Beer isn't just a concoction of hops and barley fermented into a perfect blend of beery goodness meant to inebriate... it's so much more.
This blog will delve into all things beer, from the mainstream to the minutia. Including the rarely acknowledged historical sway that beer has had on the course of human endeavors. Another one of my passions is history. And even to the most experienced beer geek (which I am most certainly not), the historical roots of brewing beer run deep through not just Europe or this country, but the entire world.
Take for instance - this little tidbit: AD 600-1000)Ninkasi, the Sumerian Goddess of Brewing and Beer.

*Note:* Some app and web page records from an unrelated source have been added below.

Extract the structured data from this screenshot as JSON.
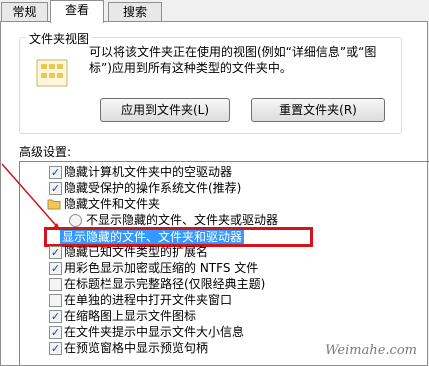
{
  "tabs": [
    {
      "label": "常规"
    },
    {
      "label": "查看"
    },
    {
      "label": "搜索"
    }
  ],
  "folder_views": {
    "title": "文件夹视图",
    "description": "可以将该文件夹正在使用的视图(例如“详细信息”或“图标”)应用到所有这种类型的文件夹中。",
    "apply_button": "应用到文件夹(L)",
    "reset_button": "重置文件夹(R)"
  },
  "advanced": {
    "label": "高级设置:",
    "items": [
      {
        "type": "checkbox",
        "checked": true,
        "label": "隐藏计算机文件夹中的空驱动器"
      },
      {
        "type": "checkbox",
        "checked": true,
        "label": "隐藏受保护的操作系统文件(推荐)"
      },
      {
        "type": "folder",
        "label": "隐藏文件和文件夹"
      },
      {
        "type": "radio",
        "checked": false,
        "label": "不显示隐藏的文件、文件夹或驱动器"
      },
      {
        "type": "radio",
        "checked": true,
        "label": "显示隐藏的文件、文件夹和驱动器"
      },
      {
        "type": "checkbox",
        "checked": true,
        "label": "隐藏已知文件类型的扩展名"
      },
      {
        "type": "checkbox",
        "checked": true,
        "label": "用彩色显示加密或压缩的 NTFS 文件"
      },
      {
        "type": "checkbox",
        "checked": false,
        "label": "在标题栏显示完整路径(仅限经典主题)"
      },
      {
        "type": "checkbox",
        "checked": false,
        "label": "在单独的进程中打开文件夹窗口"
      },
      {
        "type": "checkbox",
        "checked": true,
        "label": "在缩略图上显示文件图标"
      },
      {
        "type": "checkbox",
        "checked": true,
        "label": "在文件夹提示中显示文件大小信息"
      },
      {
        "type": "checkbox",
        "checked": true,
        "label": "在预览窗格中显示预览句柄"
      }
    ]
  },
  "watermark": "Weimahe.com",
  "colors": {
    "highlight": "#3399ff",
    "annotation": "#d4141d"
  }
}
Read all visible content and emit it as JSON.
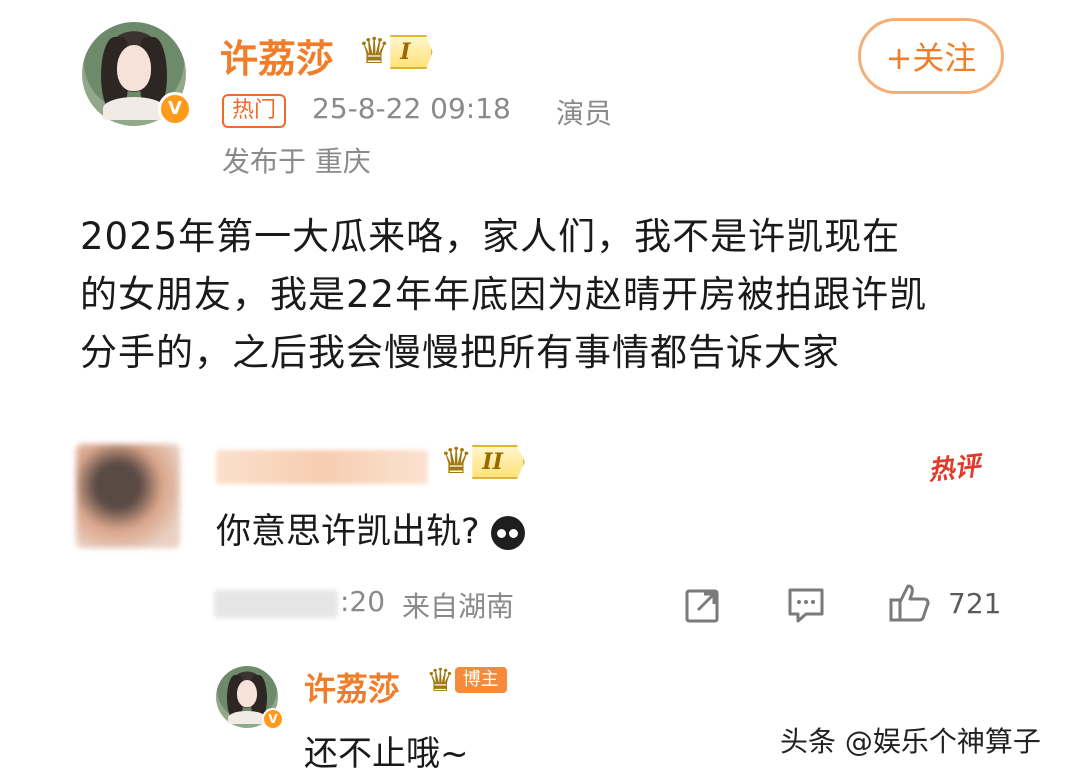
{
  "post": {
    "author": "许荔莎",
    "level_badge": "I",
    "hot_tag": "热门",
    "timestamp": "25-8-22 09:18",
    "role": "演员",
    "location": "发布于 重庆",
    "follow_label": "+关注",
    "body_lines": [
      "2025年第一大瓜来咯，家人们，我不是许凯现在",
      "的女朋友，我是22年年底因为赵晴开房被拍跟许凯",
      "分手的，之后我会慢慢把所有事情都告诉大家"
    ]
  },
  "comment": {
    "level_badge": "II",
    "hot_badge": "热评",
    "text": "你意思许凯出轨?",
    "time_suffix": ":20",
    "origin": "来自湖南",
    "like_count": "721"
  },
  "reply": {
    "author": "许荔莎",
    "owner_tag": "博主",
    "text": "还不止哦~"
  },
  "watermark": "头条 @娱乐个神算子",
  "icons": [
    "verified-v-icon",
    "crown-icon",
    "share-icon",
    "comment-icon",
    "like-icon",
    "emoji-icon"
  ],
  "colors": {
    "accent": "#f07d2a",
    "hot": "#e03a2a",
    "gold": "#e0b43a"
  }
}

13,000 years ago (give or take a millennium) our nomadic forefathers stopped wandering aimlessly about the vast landscape and decided to set up permanent homes. One of the first things they planted and harvested was grain. To keep the grain from going bad they would bake it into bread and store it. Another 5,000 years trundles by... ancient text show these nomads-turned-farmers, most likely be accident, discovered that if they baked the sweetest grain and left it out to moisten would cause it to ferment, resulting in an inebriating pulp. Thus, they not only "created" the fermentation process, but also... the first beer!

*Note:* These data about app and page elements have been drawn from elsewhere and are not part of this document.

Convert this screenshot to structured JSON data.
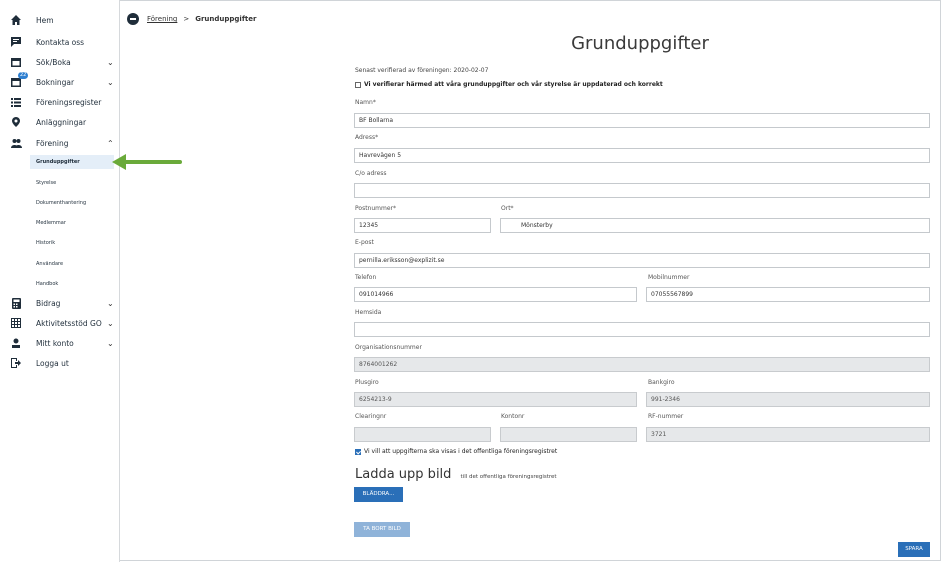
{
  "sidebar": {
    "items": [
      {
        "label": "Hem",
        "icon": "home-icon"
      },
      {
        "label": "Kontakta oss",
        "icon": "chat-icon"
      },
      {
        "label": "Sök/Boka",
        "icon": "calendar-icon",
        "chevron": "down"
      },
      {
        "label": "Bokningar",
        "icon": "calendar-badge-icon",
        "chevron": "down",
        "badge": "22"
      },
      {
        "label": "Föreningsregister",
        "icon": "list-icon"
      },
      {
        "label": "Anläggningar",
        "icon": "location-pin-icon"
      },
      {
        "label": "Förening",
        "icon": "people-icon",
        "chevron": "up"
      },
      {
        "label": "Bidrag",
        "icon": "calculator-icon",
        "chevron": "down"
      },
      {
        "label": "Aktivitetsstöd GO",
        "icon": "table-icon",
        "chevron": "down"
      },
      {
        "label": "Mitt konto",
        "icon": "user-icon",
        "chevron": "down"
      },
      {
        "label": "Logga ut",
        "icon": "logout-icon"
      }
    ],
    "subitems": [
      "Grunduppgifter",
      "Styrelse",
      "Dokumenthantering",
      "Medlemmar",
      "Historik",
      "Användare",
      "Handbok"
    ],
    "active_subitem": "Grunduppgifter"
  },
  "breadcrumb": {
    "parent": "Förening",
    "separator": ">",
    "current": "Grunduppgifter"
  },
  "form": {
    "title": "Grunduppgifter",
    "verified_text": "Senast verifierad av föreningen: 2020-02-07",
    "verify_checkbox_label": "Vi verifierar härmed att våra grunduppgifter och vår styrelse är uppdaterad och korrekt",
    "fields": {
      "namn": {
        "label": "Namn*",
        "value": "BF Bollarna"
      },
      "adress": {
        "label": "Adress*",
        "value": "Havrevägen 5"
      },
      "co_adress": {
        "label": "C/o adress",
        "value": ""
      },
      "postnummer": {
        "label": "Postnummer*",
        "value": "12345"
      },
      "ort": {
        "label": "Ort*",
        "value": "Mönsterby"
      },
      "epost": {
        "label": "E-post",
        "value": "pernilla.eriksson@explizit.se"
      },
      "telefon": {
        "label": "Telefon",
        "value": "091014966"
      },
      "mobil": {
        "label": "Mobilnummer",
        "value": "07055567899"
      },
      "hemsida": {
        "label": "Hemsida",
        "value": ""
      },
      "orgnr": {
        "label": "Organisationsnummer",
        "value": "8764001262"
      },
      "plusgiro": {
        "label": "Plusgiro",
        "value": "6254213-9"
      },
      "bankgiro": {
        "label": "Bankgiro",
        "value": "991-2346"
      },
      "clearingnr": {
        "label": "Clearingnr",
        "value": ""
      },
      "kontonr": {
        "label": "Kontonr",
        "value": ""
      },
      "rfnummer": {
        "label": "RF-nummer",
        "value": "3721"
      }
    },
    "public_checkbox_label": "Vi vill att uppgifterna ska visas i det offentliga föreningsregistret",
    "upload_title": "Ladda upp bild",
    "upload_subtitle": "till det offentliga föreningsregistret",
    "browse_button": "BLÄDDRA...",
    "remove_button": "TA BORT BILD",
    "save_button": "SPARA"
  },
  "colors": {
    "primary": "#2a6fb8",
    "primary_light": "#8fb3d9",
    "arrow": "#6aaa3a",
    "active_bg": "#e4eef8"
  }
}
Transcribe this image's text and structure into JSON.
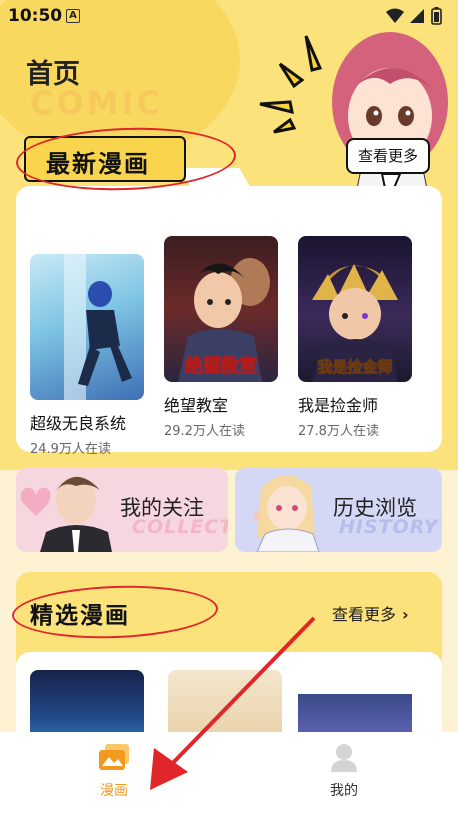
{
  "status_bar": {
    "time": "10:50",
    "notif_glyph": "A"
  },
  "header": {
    "title": "首页",
    "watermark": "COMIC"
  },
  "latest": {
    "title": "最新漫画",
    "more": "查看更多",
    "comics": [
      {
        "title": "超级无良系统",
        "reads": "24.9万人在读",
        "cover_text": ""
      },
      {
        "title": "绝望教室",
        "reads": "29.2万人在读",
        "cover_text": "绝望教室"
      },
      {
        "title": "我是捡金师",
        "reads": "27.8万人在读",
        "cover_text": "我是捡金师"
      }
    ]
  },
  "quick": {
    "collect": {
      "label": "我的关注",
      "watermark": "COLLECT"
    },
    "history": {
      "label": "历史浏览",
      "watermark": "HISTORY"
    }
  },
  "featured": {
    "title": "精选漫画",
    "more": "查看更多"
  },
  "tabbar": {
    "manga": "漫画",
    "mine": "我的"
  },
  "colors": {
    "accent": "#f39a1e",
    "highlight_ring": "#e0262a",
    "yellow": "#fbe27a"
  }
}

Bounce ahead 7,700 years or so to the North American continent yet to be named the United States of America. The group of patriots who would later become known as the Founding Fathers - George Washington, Ben Franklin, Thomas Jefferson, Samuel Adams, etc. - not only drank beer, but nearly all of them brewed their own beer.
I would be remiss in not at least mentioning the impact that Germany had on the history of beer. I'll get to that in more detail later since I'm married to a 100% German woman who, as fates would have it, has many relatives in Germany - one of which owns and operates more than one brewery. Aaaaaaah... heaven.
One last historical note for now... I find it ironic that yours truly was born on what many (in this country at least) consider to be a major date in beer history - April 7. On that same day way back in 1933, the great President Franklin Delano Roosevelt legalized beer in the U.S., eight months before the full repeal of Prohibition (on December 5, 1933). April 7 - a date to celebrate, and one that should be made into a national holiday.
Check back often as I'll be constantly updating or adding new things over in the sidebars (like beer festivals, new brewery links, other beer oddities, etc.).
Until next time... keep the beer frosty.
Cheers to Beer!